But Brown also pressed Feldman: "Dan, doesn't Senator Kerry have a problem here given that he looked at all this intelligence and he voted to authorize, and it makes it harder to argue with all of this as it comes out, doesn't it?"
Brown followed up with Feldman: "Should the President do what Tony Blair did and essentially apologize for the intelligence?"
Finally, to Babbin: "Do you believe, just a slightly different question, do you believe if the country had known that there were no WMD in Iraq, that the President could have convinced the country to go to war?"
From the Late Show with David Letterman, the "Top Ten Presidential Debate Rules." Late Show home page: www.cbs.com
This list, originally slated to run the night of the first presidential debate last week, didn't make it onto the show. It made it, however, into this week's Late Show Newsletter distributed on Monday. With another debate tonight (Friday), the subject again matches current events.

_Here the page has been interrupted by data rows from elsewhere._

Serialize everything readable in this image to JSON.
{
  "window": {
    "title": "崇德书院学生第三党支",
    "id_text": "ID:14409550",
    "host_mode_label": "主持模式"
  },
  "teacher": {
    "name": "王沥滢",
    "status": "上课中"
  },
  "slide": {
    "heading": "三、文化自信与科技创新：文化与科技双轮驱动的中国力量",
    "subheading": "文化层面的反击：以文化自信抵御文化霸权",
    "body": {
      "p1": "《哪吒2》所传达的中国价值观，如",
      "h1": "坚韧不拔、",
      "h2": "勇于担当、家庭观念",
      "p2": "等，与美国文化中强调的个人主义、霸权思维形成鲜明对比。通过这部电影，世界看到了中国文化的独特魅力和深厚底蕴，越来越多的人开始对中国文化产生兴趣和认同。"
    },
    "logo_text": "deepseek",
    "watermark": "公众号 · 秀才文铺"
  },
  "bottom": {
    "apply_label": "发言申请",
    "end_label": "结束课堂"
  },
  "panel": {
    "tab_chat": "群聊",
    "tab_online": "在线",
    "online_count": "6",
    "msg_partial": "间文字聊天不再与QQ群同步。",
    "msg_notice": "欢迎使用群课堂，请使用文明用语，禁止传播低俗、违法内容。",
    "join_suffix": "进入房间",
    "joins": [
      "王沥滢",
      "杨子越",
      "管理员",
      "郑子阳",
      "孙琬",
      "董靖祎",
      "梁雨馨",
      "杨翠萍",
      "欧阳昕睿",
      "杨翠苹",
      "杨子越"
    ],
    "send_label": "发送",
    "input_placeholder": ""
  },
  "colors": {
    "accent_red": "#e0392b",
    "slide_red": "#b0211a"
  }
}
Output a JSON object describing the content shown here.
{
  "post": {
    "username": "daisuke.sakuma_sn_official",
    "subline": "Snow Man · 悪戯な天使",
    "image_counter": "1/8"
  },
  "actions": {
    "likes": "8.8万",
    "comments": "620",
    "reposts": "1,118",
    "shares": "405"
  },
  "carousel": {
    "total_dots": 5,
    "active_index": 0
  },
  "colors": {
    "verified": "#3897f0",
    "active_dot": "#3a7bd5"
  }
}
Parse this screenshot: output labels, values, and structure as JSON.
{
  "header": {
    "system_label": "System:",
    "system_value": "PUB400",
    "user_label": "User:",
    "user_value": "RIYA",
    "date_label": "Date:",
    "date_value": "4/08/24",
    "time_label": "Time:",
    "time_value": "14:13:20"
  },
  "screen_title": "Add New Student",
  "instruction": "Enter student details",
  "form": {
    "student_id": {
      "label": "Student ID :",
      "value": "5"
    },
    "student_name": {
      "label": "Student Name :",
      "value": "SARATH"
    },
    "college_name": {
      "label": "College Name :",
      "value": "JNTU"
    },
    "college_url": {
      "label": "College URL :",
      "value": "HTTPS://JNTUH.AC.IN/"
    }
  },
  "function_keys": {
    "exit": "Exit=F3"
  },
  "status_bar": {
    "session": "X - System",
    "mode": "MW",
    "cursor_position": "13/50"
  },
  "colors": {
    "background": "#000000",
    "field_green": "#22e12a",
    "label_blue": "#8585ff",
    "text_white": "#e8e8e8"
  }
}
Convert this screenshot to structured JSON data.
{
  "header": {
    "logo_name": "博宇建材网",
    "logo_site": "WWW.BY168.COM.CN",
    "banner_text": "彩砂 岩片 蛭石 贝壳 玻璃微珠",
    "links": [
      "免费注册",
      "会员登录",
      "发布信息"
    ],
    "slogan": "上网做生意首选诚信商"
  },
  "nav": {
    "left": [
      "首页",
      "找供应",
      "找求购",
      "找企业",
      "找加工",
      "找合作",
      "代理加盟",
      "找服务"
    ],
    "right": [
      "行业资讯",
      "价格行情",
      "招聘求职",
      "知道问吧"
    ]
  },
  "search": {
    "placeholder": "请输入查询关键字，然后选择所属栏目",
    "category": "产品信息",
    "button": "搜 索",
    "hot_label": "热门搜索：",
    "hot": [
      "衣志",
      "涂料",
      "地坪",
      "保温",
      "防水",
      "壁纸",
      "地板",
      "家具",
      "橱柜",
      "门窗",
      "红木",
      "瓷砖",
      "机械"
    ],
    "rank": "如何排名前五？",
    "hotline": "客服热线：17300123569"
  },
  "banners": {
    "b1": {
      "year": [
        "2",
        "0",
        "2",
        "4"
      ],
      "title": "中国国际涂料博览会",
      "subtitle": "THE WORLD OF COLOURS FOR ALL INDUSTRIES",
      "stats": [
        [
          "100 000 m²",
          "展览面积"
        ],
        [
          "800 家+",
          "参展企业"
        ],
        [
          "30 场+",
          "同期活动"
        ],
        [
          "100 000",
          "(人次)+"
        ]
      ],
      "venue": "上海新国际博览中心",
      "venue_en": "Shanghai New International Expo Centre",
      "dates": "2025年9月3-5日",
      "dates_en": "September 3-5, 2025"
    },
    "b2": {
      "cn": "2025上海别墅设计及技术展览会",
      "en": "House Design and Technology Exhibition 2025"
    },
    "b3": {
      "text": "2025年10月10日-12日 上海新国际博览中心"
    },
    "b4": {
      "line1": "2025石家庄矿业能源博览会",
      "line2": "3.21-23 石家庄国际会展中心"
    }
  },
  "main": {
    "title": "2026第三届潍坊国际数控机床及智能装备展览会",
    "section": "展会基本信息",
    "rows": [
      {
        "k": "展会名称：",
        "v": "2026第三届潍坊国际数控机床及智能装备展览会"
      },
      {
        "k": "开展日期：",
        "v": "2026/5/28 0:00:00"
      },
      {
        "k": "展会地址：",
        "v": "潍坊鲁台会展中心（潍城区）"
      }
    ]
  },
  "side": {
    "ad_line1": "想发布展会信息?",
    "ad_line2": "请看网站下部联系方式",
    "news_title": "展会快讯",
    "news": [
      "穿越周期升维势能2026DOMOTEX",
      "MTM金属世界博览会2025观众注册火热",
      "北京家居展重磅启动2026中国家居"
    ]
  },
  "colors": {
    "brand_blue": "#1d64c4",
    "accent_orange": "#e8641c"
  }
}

Newsletter sign up page: www.cbs.com
10. Debate will be as bland and uninteresting as possible
9. Loud buzzer sounds every time Bush makes up a word
8. No bare midriffs
7. Candidates may give props and shout-outs to their peeps
6. Makeup artist will be on hand to touch up Senator Kerry's cosmetically enhanced, Day-Glo orange horse face
5. If the candidates wish to chew tobacco, they must provide their own spittoons
4. If Kerry gets too long and boring, he'll be shot with a taser
3. When tough questions are asked, candidates may phone a friend
2. First half of debate will focus on Kerry's flips, second half, flops
1. Bush must wait until closing arguments to wheel out caged Osama bin Laden
-- Brent Baker